Figure 2: EPIC212521166 b (solid cross, right) compared to other super-Earth, sub-Neptune and Neptunian planets. The mass-radius curves shown here are for planets with 100 percent iron, Earth-like, 50 percent water and 100 percent water compositions (dashed lines from bottom to top). Osborn et al. (2016)

Osborn et al. (2016), "EPIC212521166 b: a Neptune-mass planet with Earth-like density", arXiv:1605.04291 [astro-ph.EP]

Saturday, May 14, 2016

Detecting the Presence of an Unseen Hot-Jupiter

Hot-Jupiters are a class of Jupiter-like planets that orbit very close to their host stars. They have orbital periods of only a few days. The most commonly accepted mechanism regarding the formation of hot-Jupiters is that they formed at larger distances from their host stars before migrating inwards. Alternatively, hot-Jupiters may also form in situ via gas accretion onto massive cores with 10 to 20 times the mass of Earth. Hot-Jupiters that formed in situ are expected to be accompanied by low-mass companion planets with orbital periods of less than ~100 days.

Millholland et al. (2016) present the possible detection of a non-transiting hot-Jupiter in a planetary system consisting of two low-mass transiting planet candidates with longer orbital periods. The technique employed to detect this non-transiting hot-Jupiter is a novel one which combines optical phase curve analysis and astrometric transit timing variations (TTVs). Optical phase curve analysis involves measuring the reflected light from the hot-Jupiter as its dayside rotates in and out of view.
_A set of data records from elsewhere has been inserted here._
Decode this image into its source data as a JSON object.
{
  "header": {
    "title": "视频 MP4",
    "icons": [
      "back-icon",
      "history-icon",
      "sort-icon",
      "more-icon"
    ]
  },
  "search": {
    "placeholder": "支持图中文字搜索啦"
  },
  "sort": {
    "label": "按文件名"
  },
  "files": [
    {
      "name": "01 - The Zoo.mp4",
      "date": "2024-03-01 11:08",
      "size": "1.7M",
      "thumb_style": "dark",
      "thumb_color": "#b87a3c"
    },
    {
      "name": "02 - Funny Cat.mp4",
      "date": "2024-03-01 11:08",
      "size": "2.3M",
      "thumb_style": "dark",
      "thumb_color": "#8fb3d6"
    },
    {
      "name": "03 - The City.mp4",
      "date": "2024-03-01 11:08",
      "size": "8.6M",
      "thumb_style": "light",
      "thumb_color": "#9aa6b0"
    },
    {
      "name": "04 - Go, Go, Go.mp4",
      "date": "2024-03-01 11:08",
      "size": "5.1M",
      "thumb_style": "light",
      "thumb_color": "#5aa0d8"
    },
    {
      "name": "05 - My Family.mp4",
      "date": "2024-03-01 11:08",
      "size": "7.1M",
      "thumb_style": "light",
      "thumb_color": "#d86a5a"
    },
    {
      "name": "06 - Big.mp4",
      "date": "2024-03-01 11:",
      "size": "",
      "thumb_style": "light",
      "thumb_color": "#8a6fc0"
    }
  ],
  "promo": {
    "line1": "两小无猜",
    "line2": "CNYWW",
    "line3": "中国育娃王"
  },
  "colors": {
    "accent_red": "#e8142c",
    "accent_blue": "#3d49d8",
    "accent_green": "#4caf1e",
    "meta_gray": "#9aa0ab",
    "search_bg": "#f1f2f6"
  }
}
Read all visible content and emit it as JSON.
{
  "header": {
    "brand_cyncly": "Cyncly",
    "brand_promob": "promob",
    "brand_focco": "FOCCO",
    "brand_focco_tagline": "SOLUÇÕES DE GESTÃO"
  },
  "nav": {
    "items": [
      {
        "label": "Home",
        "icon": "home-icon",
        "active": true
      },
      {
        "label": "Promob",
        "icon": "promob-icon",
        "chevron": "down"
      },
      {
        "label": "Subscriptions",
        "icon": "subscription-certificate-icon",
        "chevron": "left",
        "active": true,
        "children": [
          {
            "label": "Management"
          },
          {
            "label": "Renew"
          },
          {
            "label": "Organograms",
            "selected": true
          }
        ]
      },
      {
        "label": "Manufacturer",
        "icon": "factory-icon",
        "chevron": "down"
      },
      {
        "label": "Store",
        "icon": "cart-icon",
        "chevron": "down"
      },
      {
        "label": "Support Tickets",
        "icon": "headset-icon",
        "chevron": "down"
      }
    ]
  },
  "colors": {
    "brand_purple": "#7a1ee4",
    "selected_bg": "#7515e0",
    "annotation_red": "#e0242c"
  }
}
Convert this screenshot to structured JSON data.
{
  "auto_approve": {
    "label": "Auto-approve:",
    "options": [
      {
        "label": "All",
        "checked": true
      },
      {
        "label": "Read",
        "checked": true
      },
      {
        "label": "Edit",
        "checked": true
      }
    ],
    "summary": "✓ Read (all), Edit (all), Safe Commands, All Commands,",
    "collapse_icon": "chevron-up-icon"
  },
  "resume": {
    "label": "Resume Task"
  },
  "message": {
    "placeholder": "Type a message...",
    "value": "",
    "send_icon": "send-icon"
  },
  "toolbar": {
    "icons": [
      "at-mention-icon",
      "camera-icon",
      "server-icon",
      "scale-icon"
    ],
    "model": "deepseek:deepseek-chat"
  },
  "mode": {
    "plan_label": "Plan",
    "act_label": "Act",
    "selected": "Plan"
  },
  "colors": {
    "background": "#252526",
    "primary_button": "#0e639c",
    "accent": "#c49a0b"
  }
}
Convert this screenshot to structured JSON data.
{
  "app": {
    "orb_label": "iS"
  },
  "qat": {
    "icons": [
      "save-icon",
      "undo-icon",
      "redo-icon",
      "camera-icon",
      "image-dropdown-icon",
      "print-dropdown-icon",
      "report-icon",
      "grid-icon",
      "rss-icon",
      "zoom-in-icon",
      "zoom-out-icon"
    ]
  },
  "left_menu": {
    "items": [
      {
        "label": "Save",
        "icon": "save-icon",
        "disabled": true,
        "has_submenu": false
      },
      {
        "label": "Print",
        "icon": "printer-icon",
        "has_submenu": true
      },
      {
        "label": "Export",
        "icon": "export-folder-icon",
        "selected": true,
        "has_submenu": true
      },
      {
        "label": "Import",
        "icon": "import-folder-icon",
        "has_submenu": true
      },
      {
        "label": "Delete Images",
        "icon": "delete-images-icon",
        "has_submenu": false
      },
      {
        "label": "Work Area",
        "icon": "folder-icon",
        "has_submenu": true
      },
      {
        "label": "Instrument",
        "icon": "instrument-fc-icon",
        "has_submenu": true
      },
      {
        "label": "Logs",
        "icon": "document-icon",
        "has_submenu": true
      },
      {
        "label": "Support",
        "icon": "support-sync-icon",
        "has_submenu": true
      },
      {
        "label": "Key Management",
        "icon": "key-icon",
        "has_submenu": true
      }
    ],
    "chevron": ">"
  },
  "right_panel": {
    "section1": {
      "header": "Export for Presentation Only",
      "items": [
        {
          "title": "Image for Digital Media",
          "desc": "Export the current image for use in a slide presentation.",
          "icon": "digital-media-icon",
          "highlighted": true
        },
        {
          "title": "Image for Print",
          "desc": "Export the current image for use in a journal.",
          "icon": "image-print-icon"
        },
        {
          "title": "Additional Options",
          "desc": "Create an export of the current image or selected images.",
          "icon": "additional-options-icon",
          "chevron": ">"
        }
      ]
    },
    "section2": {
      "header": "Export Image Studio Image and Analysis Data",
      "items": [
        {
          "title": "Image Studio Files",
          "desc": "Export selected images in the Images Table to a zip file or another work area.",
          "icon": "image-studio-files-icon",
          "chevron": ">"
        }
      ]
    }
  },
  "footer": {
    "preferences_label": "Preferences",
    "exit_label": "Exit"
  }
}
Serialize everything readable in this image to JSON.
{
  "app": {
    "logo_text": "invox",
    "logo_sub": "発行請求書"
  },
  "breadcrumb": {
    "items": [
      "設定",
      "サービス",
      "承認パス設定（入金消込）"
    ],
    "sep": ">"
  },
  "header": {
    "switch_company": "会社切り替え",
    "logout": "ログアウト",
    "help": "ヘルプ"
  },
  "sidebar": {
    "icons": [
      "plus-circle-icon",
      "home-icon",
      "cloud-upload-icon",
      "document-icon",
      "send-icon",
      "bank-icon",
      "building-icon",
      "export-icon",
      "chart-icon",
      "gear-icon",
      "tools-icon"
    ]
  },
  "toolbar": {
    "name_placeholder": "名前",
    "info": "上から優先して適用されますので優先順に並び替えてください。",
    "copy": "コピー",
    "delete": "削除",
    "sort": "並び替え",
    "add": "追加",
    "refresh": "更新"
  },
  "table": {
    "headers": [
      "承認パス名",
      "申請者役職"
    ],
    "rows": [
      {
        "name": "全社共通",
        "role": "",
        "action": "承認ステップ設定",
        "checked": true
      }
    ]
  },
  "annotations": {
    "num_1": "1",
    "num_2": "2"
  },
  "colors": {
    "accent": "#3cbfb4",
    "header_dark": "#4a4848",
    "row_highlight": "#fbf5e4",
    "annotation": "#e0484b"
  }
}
Astrometric TTVs occurs when the transit timings of the outer planets are not perfectly periodic as the star they orbit is a "moving target". This is because the mass of the hot-Jupiter is sufficiently large to be non-negligible in comparison to the mass of the host star. As a result, the gravitational influence of the hot-Jupiter causes the star to wobble as both the star and hot-Jupiter are orbiting their common center-of-mass.

The non-transiting hot-Jupiter in this study was detected around a Sun-like star identified as KOI-1858. Orbiting KOI-1858 are two known transiting planet candidates - KOI-1858.01 and KOI-1858.02. KOI-1858.01 has ~3.53 times the radius of Earth and has a 116.3 day orbital period. KOI-1858.02 has ~2.06 times the radius of Earth and has a 86.0 day orbital period. Both the observed optical phase curve and astrometric TTVs are mutually consistent with the presence of a non-transiting hot-Jupiter with 1.5 ± 0.4 times the mass of Jupiter and a 2.991 day orbital period.

Millholland et al. (2016), "On the Detection of Non-Transiting Hot Jupiters in Multiple-Planet Systems", arXiv:1602.05674 [astro-ph.EP]